## EXERCISE BRIEF
Copy all the records exactly; the complete set is the expected result.

☆ ☆ ☆

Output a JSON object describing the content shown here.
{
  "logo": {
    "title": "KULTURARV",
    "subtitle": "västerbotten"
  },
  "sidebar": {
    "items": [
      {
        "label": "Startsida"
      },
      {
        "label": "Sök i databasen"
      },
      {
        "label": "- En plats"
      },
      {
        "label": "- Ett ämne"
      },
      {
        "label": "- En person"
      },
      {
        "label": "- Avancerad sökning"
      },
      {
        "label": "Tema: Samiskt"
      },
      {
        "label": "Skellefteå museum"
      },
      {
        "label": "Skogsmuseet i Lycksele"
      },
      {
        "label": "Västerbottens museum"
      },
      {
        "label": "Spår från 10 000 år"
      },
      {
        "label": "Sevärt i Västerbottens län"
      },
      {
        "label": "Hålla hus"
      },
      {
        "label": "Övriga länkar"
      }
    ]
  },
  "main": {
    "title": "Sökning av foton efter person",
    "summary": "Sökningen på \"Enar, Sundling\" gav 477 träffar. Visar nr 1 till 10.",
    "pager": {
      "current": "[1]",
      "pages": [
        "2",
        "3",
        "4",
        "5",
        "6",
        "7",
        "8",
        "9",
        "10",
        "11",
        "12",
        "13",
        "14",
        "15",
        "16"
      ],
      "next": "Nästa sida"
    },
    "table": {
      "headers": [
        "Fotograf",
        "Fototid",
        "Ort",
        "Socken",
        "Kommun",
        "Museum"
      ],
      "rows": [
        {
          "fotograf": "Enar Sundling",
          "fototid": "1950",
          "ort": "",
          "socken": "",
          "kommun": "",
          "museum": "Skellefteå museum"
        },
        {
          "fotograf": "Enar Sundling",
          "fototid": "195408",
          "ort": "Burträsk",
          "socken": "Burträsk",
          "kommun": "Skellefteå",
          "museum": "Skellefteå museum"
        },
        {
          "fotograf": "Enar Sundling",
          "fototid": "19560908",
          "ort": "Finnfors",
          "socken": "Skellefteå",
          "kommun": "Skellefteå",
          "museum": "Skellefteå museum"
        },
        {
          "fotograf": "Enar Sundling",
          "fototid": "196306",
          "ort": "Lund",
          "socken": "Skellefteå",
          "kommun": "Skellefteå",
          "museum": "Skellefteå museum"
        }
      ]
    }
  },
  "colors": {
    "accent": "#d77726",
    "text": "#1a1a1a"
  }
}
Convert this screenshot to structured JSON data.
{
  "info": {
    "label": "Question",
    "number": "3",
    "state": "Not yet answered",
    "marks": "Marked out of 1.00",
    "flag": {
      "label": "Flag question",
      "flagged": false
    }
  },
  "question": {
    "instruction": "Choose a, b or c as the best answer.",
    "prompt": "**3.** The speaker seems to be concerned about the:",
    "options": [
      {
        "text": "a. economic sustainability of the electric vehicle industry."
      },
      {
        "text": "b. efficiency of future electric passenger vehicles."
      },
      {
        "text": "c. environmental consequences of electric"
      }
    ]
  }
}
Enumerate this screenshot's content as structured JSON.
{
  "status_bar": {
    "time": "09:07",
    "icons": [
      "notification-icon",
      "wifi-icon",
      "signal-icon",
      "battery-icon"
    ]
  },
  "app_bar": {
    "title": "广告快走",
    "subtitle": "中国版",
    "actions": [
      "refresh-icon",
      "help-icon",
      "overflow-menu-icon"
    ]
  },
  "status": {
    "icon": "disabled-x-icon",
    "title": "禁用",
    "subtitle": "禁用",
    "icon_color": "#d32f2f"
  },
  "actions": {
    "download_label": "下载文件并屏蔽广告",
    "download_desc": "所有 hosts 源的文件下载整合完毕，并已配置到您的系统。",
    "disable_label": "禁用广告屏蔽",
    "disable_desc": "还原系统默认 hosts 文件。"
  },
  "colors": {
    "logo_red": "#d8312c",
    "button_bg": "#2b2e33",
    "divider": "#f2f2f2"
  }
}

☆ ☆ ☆

## TASK RESULT
Output a JSON object describing the content shown here.
{
  "logo": {
    "title": "KULTURARV",
    "subtitle": "västerbotten"
  },
  "sidebar": {
    "items": [
      {
        "label": "Startsida"
      },
      {
        "label": "Sök i databasen"
      },
      {
        "label": "- En plats"
      },
      {
        "label": "- Ett ämne"
      },
      {
        "label": "- En person"
      },
      {
        "label": "- Avancerad sökning"
      },
      {
        "label": "Tema: Samiskt"
      },
      {
        "label": "Skellefteå museum"
      },
      {
        "label": "Skogsmuseet i Lycksele"
      },
      {
        "label": "Västerbottens museum"
      },
      {
        "label": "Spår från 10 000 år"
      },
      {
        "label": "Sevärt i Västerbottens län"
      },
      {
        "label": "Hålla hus"
      },
      {
        "label": "Övriga länkar"
      }
    ]
  },
  "main": {
    "title": "Sökning av foton efter person",
    "summary": "Sökningen på \"Enar, Sundling\" gav 477 träffar. Visar nr 1 till 10.",
    "pager": {
      "current": "[1]",
      "pages": [
        "2",
        "3",
        "4",
        "5",
        "6",
        "7",
        "8",
        "9",
        "10",
        "11",
        "12",
        "13",
        "14",
        "15",
        "16"
      ],
      "next": "Nästa sida"
    },
    "table": {
      "headers": [
        "Fotograf",
        "Fototid",
        "Ort",
        "Socken",
        "Kommun",
        "Museum"
      ],
      "rows": [
        {
          "fotograf": "Enar Sundling",
          "fototid": "1950",
          "ort": "",
          "socken": "",
          "kommun": "",
          "museum": "Skellefteå museum"
        },
        {
          "fotograf": "Enar Sundling",
          "fototid": "195408",
          "ort": "Burträsk",
          "socken": "Burträsk",
          "kommun": "Skellefteå",
          "museum": "Skellefteå museum"
        },
        {
          "fotograf": "Enar Sundling",
          "fototid": "19560908",
          "ort": "Finnfors",
          "socken": "Skellefteå",
          "kommun": "Skellefteå",
          "museum": "Skellefteå museum"
        },
        {
          "fotograf": "Enar Sundling",
          "fototid": "196306",
          "ort": "Lund",
          "socken": "Skellefteå",
          "kommun": "Skellefteå",
          "museum": "Skellefteå museum"
        }
      ]
    }
  },
  "colors": {
    "accent": "#d77726",
    "text": "#1a1a1a"
  }
}
Convert this screenshot to structured JSON data.
{
  "info": {
    "label": "Question",
    "number": "3",
    "state": "Not yet answered",
    "marks": "Marked out of 1.00",
    "flag": {
      "label": "Flag question",
      "flagged": false
    }
  },
  "question": {
    "instruction": "Choose a, b or c as the best answer.",
    "prompt": "**3.** The speaker seems to be concerned about the:",
    "options": [
      {
        "text": "a. economic sustainability of the electric vehicle industry."
      },
      {
        "text": "b. efficiency of future electric passenger vehicles."
      },
      {
        "text": "c. environmental consequences of electric"
      }
    ]
  }
}
Enumerate this screenshot's content as structured JSON.
{
  "status_bar": {
    "time": "09:07",
    "icons": [
      "notification-icon",
      "wifi-icon",
      "signal-icon",
      "battery-icon"
    ]
  },
  "app_bar": {
    "title": "广告快走",
    "subtitle": "中国版",
    "actions": [
      "refresh-icon",
      "help-icon",
      "overflow-menu-icon"
    ]
  },
  "status": {
    "icon": "disabled-x-icon",
    "title": "禁用",
    "subtitle": "禁用",
    "icon_color": "#d32f2f"
  },
  "actions": {
    "download_label": "下载文件并屏蔽广告",
    "download_desc": "所有 hosts 源的文件下载整合完毕，并已配置到您的系统。",
    "disable_label": "禁用广告屏蔽",
    "disable_desc": "还原系统默认 hosts 文件。"
  },
  "colors": {
    "logo_red": "#d8312c",
    "button_bg": "#2b2e33",
    "divider": "#f2f2f2"
  }
}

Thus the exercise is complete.